Input:
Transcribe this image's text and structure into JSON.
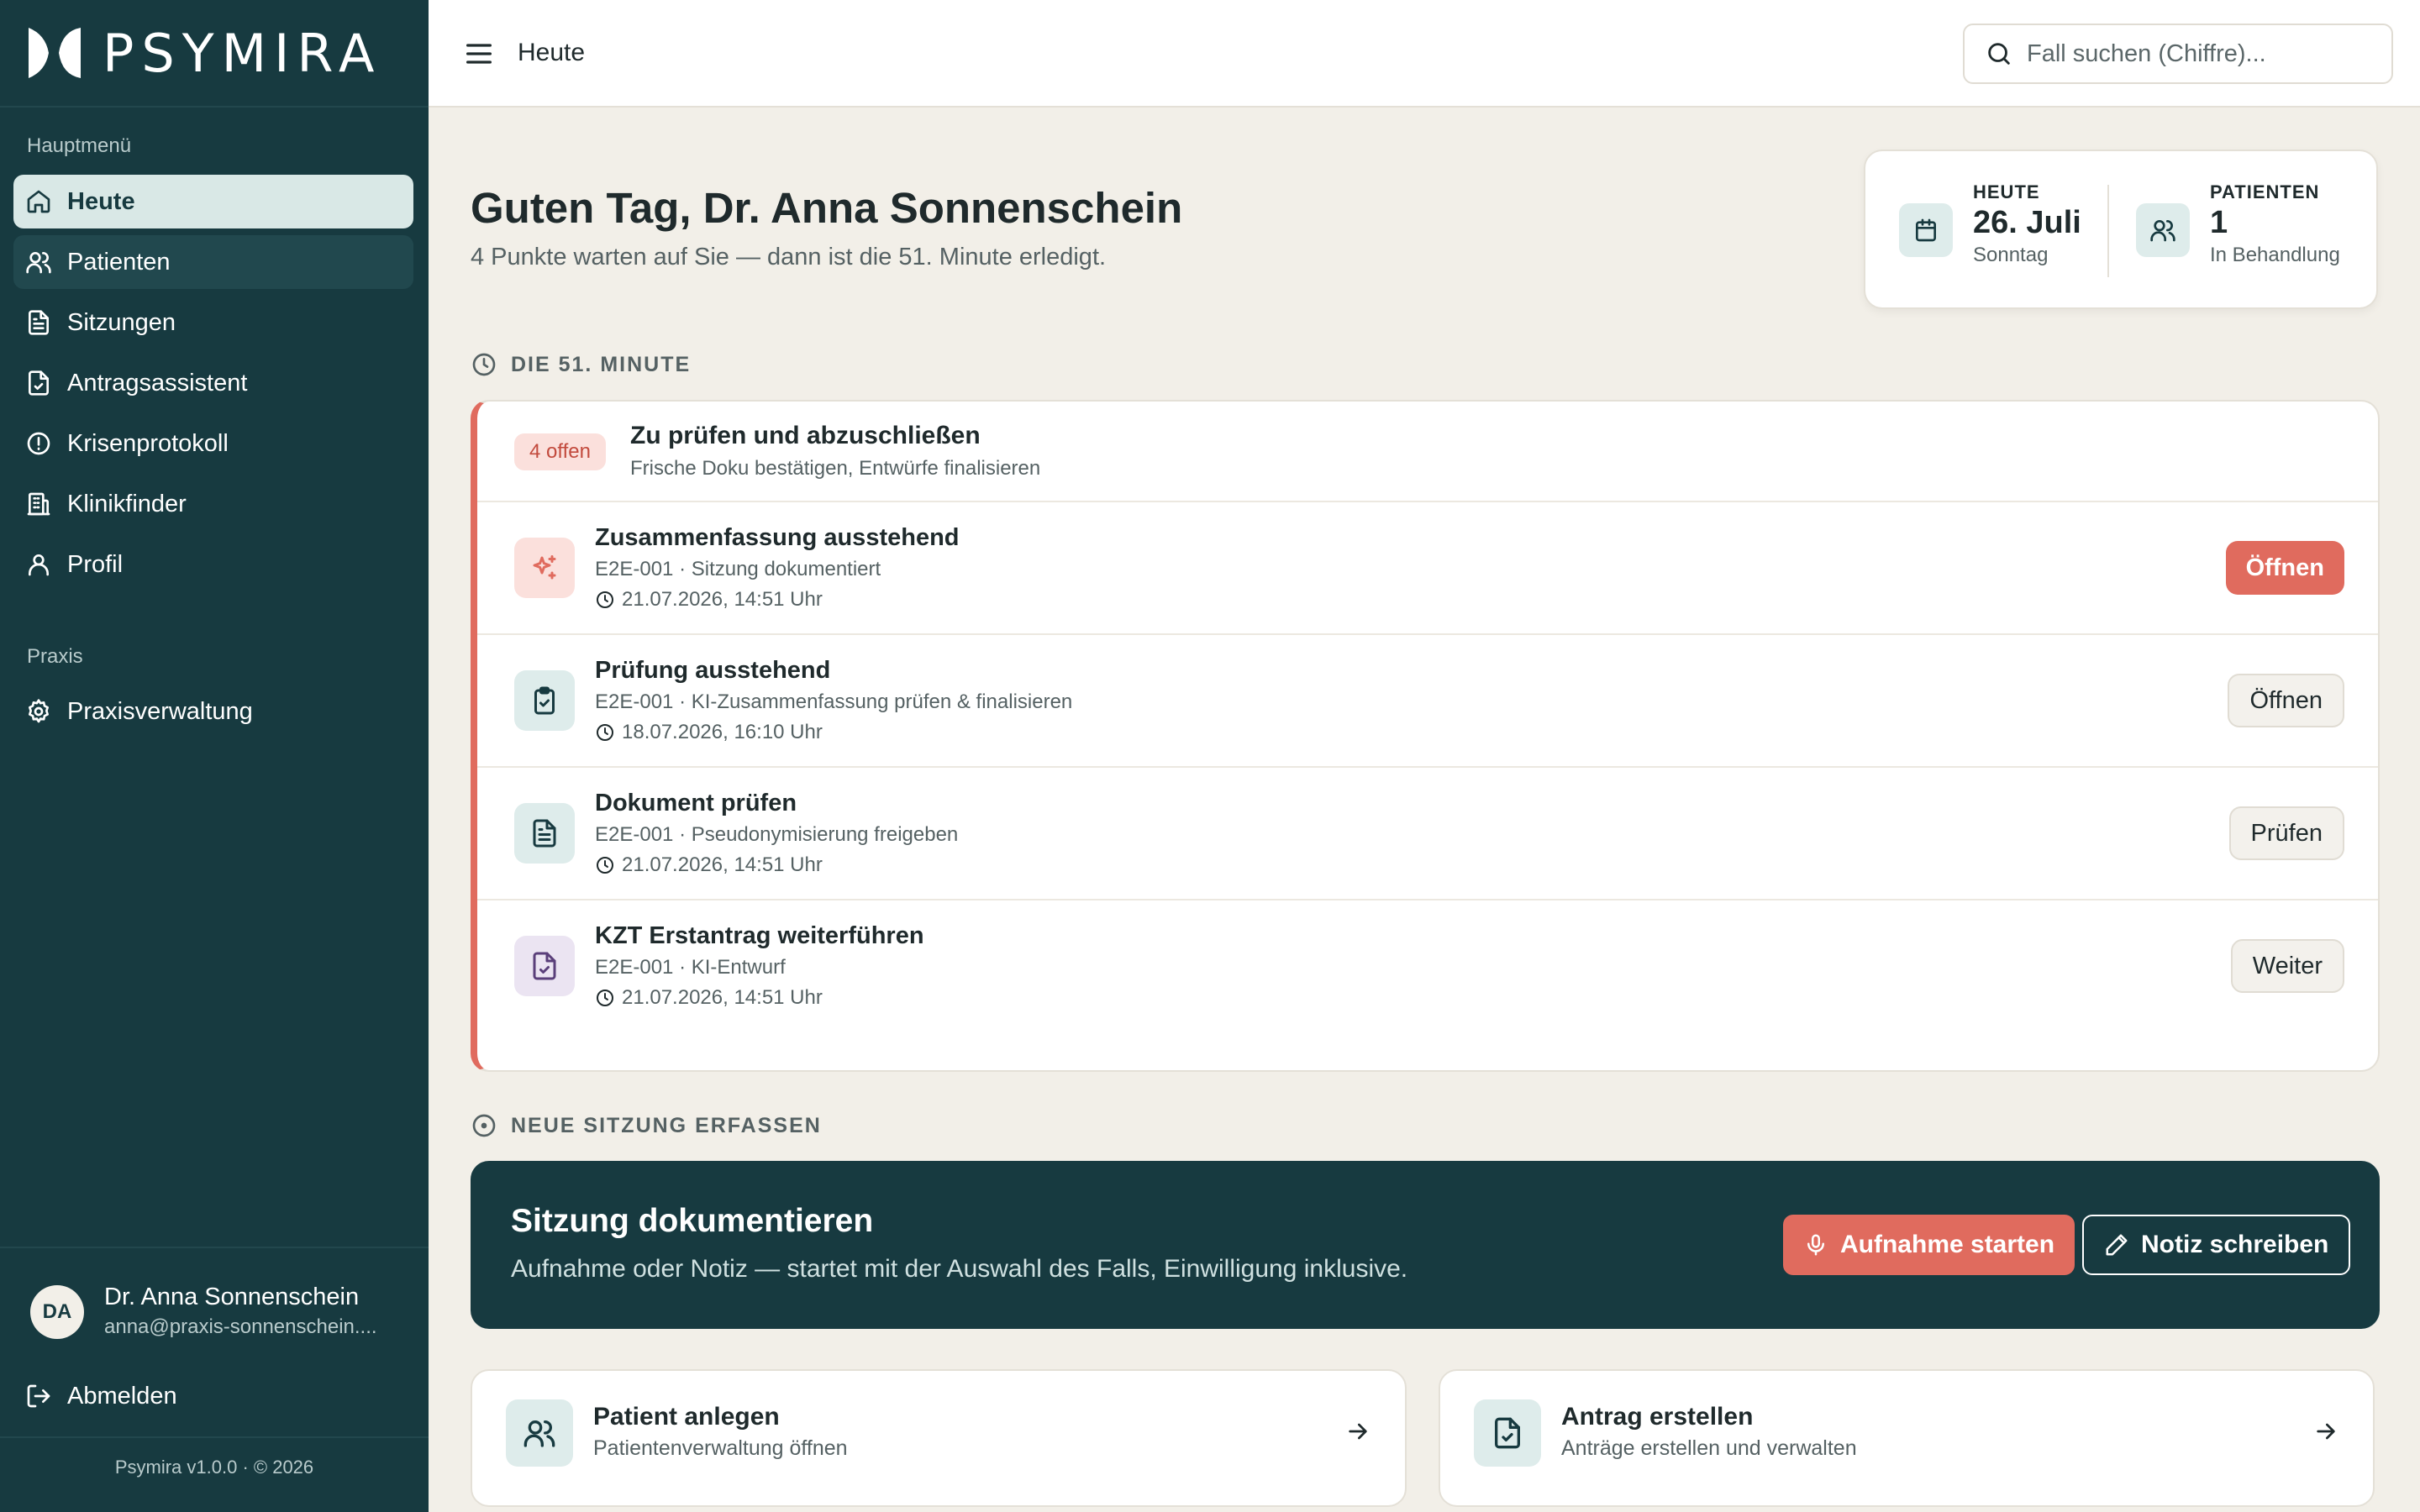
{
  "brand": {
    "name": "PSYMIRA"
  },
  "sidebar": {
    "main_section_title": "Hauptmenü",
    "items": [
      {
        "label": "Heute",
        "icon": "home-icon"
      },
      {
        "label": "Patienten",
        "icon": "users-icon"
      },
      {
        "label": "Sitzungen",
        "icon": "document-icon"
      },
      {
        "label": "Antragsassistent",
        "icon": "file-check-icon"
      },
      {
        "label": "Krisenprotokoll",
        "icon": "alert-circle-icon"
      },
      {
        "label": "Klinikfinder",
        "icon": "building-icon"
      },
      {
        "label": "Profil",
        "icon": "user-icon"
      }
    ],
    "practice_section_title": "Praxis",
    "practice_items": [
      {
        "label": "Praxisverwaltung",
        "icon": "gear-icon"
      }
    ],
    "user": {
      "initials": "DA",
      "name": "Dr. Anna Sonnenschein",
      "email": "anna@praxis-sonnenschein...."
    },
    "logout_label": "Abmelden",
    "version": "Psymira v1.0.0 · © 2026"
  },
  "topbar": {
    "title": "Heute",
    "search_placeholder": "Fall suchen (Chiffre)..."
  },
  "greeting": {
    "title": "Guten Tag, Dr. Anna Sonnenschein",
    "subtitle": "4 Punkte warten auf Sie — dann ist die 51. Minute erledigt."
  },
  "stats": {
    "today_label": "HEUTE",
    "today_value": "26. Juli",
    "today_sub": "Sonntag",
    "patients_label": "PATIENTEN",
    "patients_value": "1",
    "patients_sub": "In Behandlung"
  },
  "minute_section": {
    "title": "DIE 51. MINUTE",
    "badge": "4 offen",
    "head_title": "Zu prüfen und abzuschließen",
    "head_sub": "Frische Doku bestätigen, Entwürfe finalisieren",
    "tasks": [
      {
        "title": "Zusammenfassung ausstehend",
        "meta": "E2E-001 · Sitzung dokumentiert",
        "time": "21.07.2026, 14:51 Uhr",
        "button": "Öffnen",
        "icon": "sparkles-icon",
        "color": "#fbe0dc"
      },
      {
        "title": "Prüfung ausstehend",
        "meta": "E2E-001 · KI-Zusammenfassung prüfen & finalisieren",
        "time": "18.07.2026, 16:10 Uhr",
        "button": "Öffnen",
        "icon": "clipboard-check-icon",
        "color": "#deeceb"
      },
      {
        "title": "Dokument prüfen",
        "meta": "E2E-001 · Pseudonymisierung freigeben",
        "time": "21.07.2026, 14:51 Uhr",
        "button": "Prüfen",
        "icon": "document-icon",
        "color": "#deeceb"
      },
      {
        "title": "KZT Erstantrag weiterführen",
        "meta": "E2E-001 · KI-Entwurf",
        "time": "21.07.2026, 14:51 Uhr",
        "button": "Weiter",
        "icon": "file-check-icon",
        "color": "#ebe4f2"
      }
    ]
  },
  "session_section": {
    "title": "NEUE SITZUNG ERFASSEN",
    "banner_title": "Sitzung dokumentieren",
    "banner_sub": "Aufnahme oder Notiz — startet mit der Auswahl des Falls, Einwilligung inklusive.",
    "record_label": "Aufnahme starten",
    "note_label": "Notiz schreiben"
  },
  "quick_actions": [
    {
      "title": "Patient anlegen",
      "sub": "Patientenverwaltung öffnen",
      "icon": "users-icon"
    },
    {
      "title": "Antrag erstellen",
      "sub": "Anträge erstellen und verwalten",
      "icon": "file-check-icon"
    }
  ],
  "colors": {
    "sidebar_bg": "#173a40",
    "accent": "#e06b5e",
    "page_bg": "#f2efe8",
    "active_nav_bg": "#d9e8e6"
  }
}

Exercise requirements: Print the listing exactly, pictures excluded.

Exercise result:
Transcribe this image's text and structure into JSON.
{
  "brand": {
    "name": "PSYMIRA"
  },
  "sidebar": {
    "main_section_title": "Hauptmenü",
    "items": [
      {
        "label": "Heute",
        "icon": "home-icon"
      },
      {
        "label": "Patienten",
        "icon": "users-icon"
      },
      {
        "label": "Sitzungen",
        "icon": "document-icon"
      },
      {
        "label": "Antragsassistent",
        "icon": "file-check-icon"
      },
      {
        "label": "Krisenprotokoll",
        "icon": "alert-circle-icon"
      },
      {
        "label": "Klinikfinder",
        "icon": "building-icon"
      },
      {
        "label": "Profil",
        "icon": "user-icon"
      }
    ],
    "practice_section_title": "Praxis",
    "practice_items": [
      {
        "label": "Praxisverwaltung",
        "icon": "gear-icon"
      }
    ],
    "user": {
      "initials": "DA",
      "name": "Dr. Anna Sonnenschein",
      "email": "anna@praxis-sonnenschein...."
    },
    "logout_label": "Abmelden",
    "version": "Psymira v1.0.0 · © 2026"
  },
  "topbar": {
    "title": "Heute",
    "search_placeholder": "Fall suchen (Chiffre)..."
  },
  "greeting": {
    "title": "Guten Tag, Dr. Anna Sonnenschein",
    "subtitle": "4 Punkte warten auf Sie — dann ist die 51. Minute erledigt."
  },
  "stats": {
    "today_label": "HEUTE",
    "today_value": "26. Juli",
    "today_sub": "Sonntag",
    "patients_label": "PATIENTEN",
    "patients_value": "1",
    "patients_sub": "In Behandlung"
  },
  "minute_section": {
    "title": "DIE 51. MINUTE",
    "badge": "4 offen",
    "head_title": "Zu prüfen und abzuschließen",
    "head_sub": "Frische Doku bestätigen, Entwürfe finalisieren",
    "tasks": [
      {
        "title": "Zusammenfassung ausstehend",
        "meta": "E2E-001 · Sitzung dokumentiert",
        "time": "21.07.2026, 14:51 Uhr",
        "button": "Öffnen",
        "icon": "sparkles-icon",
        "color": "#fbe0dc"
      },
      {
        "title": "Prüfung ausstehend",
        "meta": "E2E-001 · KI-Zusammenfassung prüfen & finalisieren",
        "time": "18.07.2026, 16:10 Uhr",
        "button": "Öffnen",
        "icon": "clipboard-check-icon",
        "color": "#deeceb"
      },
      {
        "title": "Dokument prüfen",
        "meta": "E2E-001 · Pseudonymisierung freigeben",
        "time": "21.07.2026, 14:51 Uhr",
        "button": "Prüfen",
        "icon": "document-icon",
        "color": "#deeceb"
      },
      {
        "title": "KZT Erstantrag weiterführen",
        "meta": "E2E-001 · KI-Entwurf",
        "time": "21.07.2026, 14:51 Uhr",
        "button": "Weiter",
        "icon": "file-check-icon",
        "color": "#ebe4f2"
      }
    ]
  },
  "session_section": {
    "title": "NEUE SITZUNG ERFASSEN",
    "banner_title": "Sitzung dokumentieren",
    "banner_sub": "Aufnahme oder Notiz — startet mit der Auswahl des Falls, Einwilligung inklusive.",
    "record_label": "Aufnahme starten",
    "note_label": "Notiz schreiben"
  },
  "quick_actions": [
    {
      "title": "Patient anlegen",
      "sub": "Patientenverwaltung öffnen",
      "icon": "users-icon"
    },
    {
      "title": "Antrag erstellen",
      "sub": "Anträge erstellen und verwalten",
      "icon": "file-check-icon"
    }
  ],
  "colors": {
    "sidebar_bg": "#173a40",
    "accent": "#e06b5e",
    "page_bg": "#f2efe8",
    "active_nav_bg": "#d9e8e6"
  }
}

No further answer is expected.